POP ART OF THE OLD WEST
Pop Art: Art based on modern popular culture and the mass media, especially as a critical or ironic comment on traditional fine art values.
When Andy Warhol painted his Campbell’s Tomato Soup can, and his Brillo boxes, it was obvious where the imagery came from. He was taking common, everyday objects that were universally recognized, and by enlarging them, he made them into fine art. He took utilitarian products and gave them value by enshrining them in art museums, and basically taking away their useful purpose. I get it.
I went to the Masters of the West 2018, and in the case of one painting, I think I missed the point. It is Billy Schenck’s large painting of The Wild Bunch which sold for $45,000. But I don’t think the N. C. Wyeth painting that it is based on, is quite as iconic as Campbell Soup cans. I doubt that most people who see the show will realize that he is mocking, or as the August 2014 article in Southwest Art Magazine describes it, he is taking “a stance…a pendulum between the romantic and irreverent.” I would imagine that most people would think he had designed the piece himself.
But maybe not. Maybe it is just way over my head. His work is in renowned art museums, and in private and corporate collections. He has had over 100 solo shows in the U.S. and Europe. I guess all those people know what makes something ART. But maybe not.
By the way, N. C. Wyeth’s art is the top image. I couldn’t find the actual name of the Wyeth image or how it was used. I would imagine it was the inside cover liner art for one of his classic books, but which one? Anyone know?

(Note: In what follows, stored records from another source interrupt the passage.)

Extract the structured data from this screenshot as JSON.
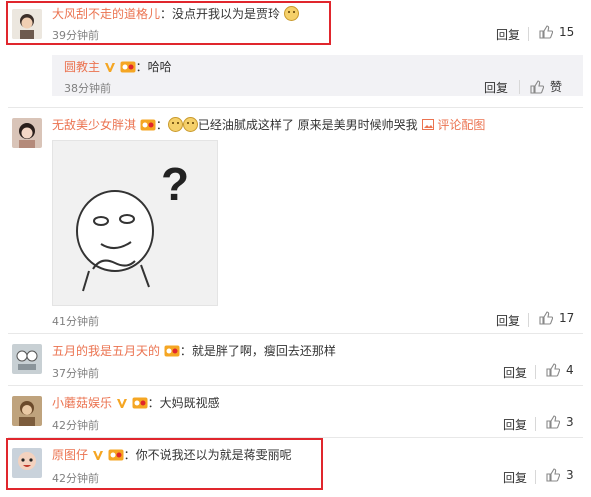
{
  "comments": [
    {
      "username": "大风刮不走的道格儿",
      "text": "：没点开我以为是贾玲",
      "time": "39分钟前",
      "reply_label": "回复",
      "likes": "15",
      "highlighted": true
    },
    {
      "username": "圆教主",
      "text": "：哈哈",
      "time": "38分钟前",
      "reply_label": "回复",
      "like_label": "赞",
      "is_nested_reply": true
    },
    {
      "username": "无敌美少女胖淇",
      "text": "已经油腻成这样了 原来是美男时候帅哭我",
      "pic_link": "评论配图",
      "time": "41分钟前",
      "reply_label": "回复",
      "likes": "17",
      "image_glyph": "?"
    },
    {
      "username": "五月的我是五月天的",
      "text": "：就是胖了啊，瘦回去还那样",
      "time": "37分钟前",
      "reply_label": "回复",
      "likes": "4"
    },
    {
      "username": "小蘑菇娱乐",
      "text": "：大妈既视感",
      "time": "42分钟前",
      "reply_label": "回复",
      "likes": "3"
    },
    {
      "username": "原图仔",
      "text": "：你不说我还以为就是蒋雯丽呢",
      "time": "42分钟前",
      "reply_label": "回复",
      "likes": "3",
      "highlighted": true
    }
  ],
  "colors": {
    "username": "#eb7350",
    "highlight": "#e0262d",
    "reply_bg": "#f2f2f5",
    "divider": "#e8e8e8"
  }
}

That is N.C. Wyeth’s 1925 masterpiece oil on canvas titled “I’ve Seen Him Ride Broncs That Had Piled the Best of Them, and as for Roping—Even the Mexican Vaqueros Have Had to Hand It to Him More Than Once.”
You might enjoy this short article: https://truewestmagazine.com/vaqueros-buckaroos-cowboys/
The copy looks to me like a bad paint-by-number picture. But what do I know either? I’m no Andy Warhol!
Thanks David…I couldn’t find that anywhere. Did you find how it was used?
Yes, I found this:
“Wyeth’s painting of romantic western riders illustrated the serialized novel A Son of His Father by Harold Bell Wright. The illustration appeared in McCall’s Magazine, April 1925 with the caption, “I’ve seen him ride broncs that had piled the best of them, and as for roping – even the Mexican vaqueros have had to hand it to him more than once.” The sentence described the novel’s hero, Jack “Big Boy” Morgan. Young Morgan has excellent skills as a cowboy, but he had to overcome his own mistakes and the evil ways of cattle rustlers and unscrupulous business partners.”
I would put this piece up on Facebook for discussion.
> On Mar 4, 2018, at 3:21 PM, Robert Rodriguez > fineartprintsca wrote: > >
Hey Mr. Spalenka, how are you doing? I did put it on Facebook too. I really hate to trash other artists, but this was offensive to me. Hey, I’ve stolen my share of imagery when deadlines get tight. But I never was this blatant. I suppose I should have been, you make more money doing it that way. I never made $45,000 for any single piece I’ve done. But this was so identifiable as an N.C. piece. I recognized it immediately by the design and characters, even though I’d never seen the original before. It pissed me off.
Hey, we were in Orange, Texas a week ago, and visiting the Stark Museum….. turned the corner and there was the original N.C. Wyeth of this painting. It was so nice! And brought up my feelings all over again on this subject! And later, at the Medicine Man Gallery in Tucson, we met Mark Sublette, the owner. Seemed like a nice man. But he had a wall of Billy Schenck’s work. I wanted to ask him to explain it all for me, but I didn’t think it was polite, and was afraid I might say something I’d regret. It was an amazing gallery though.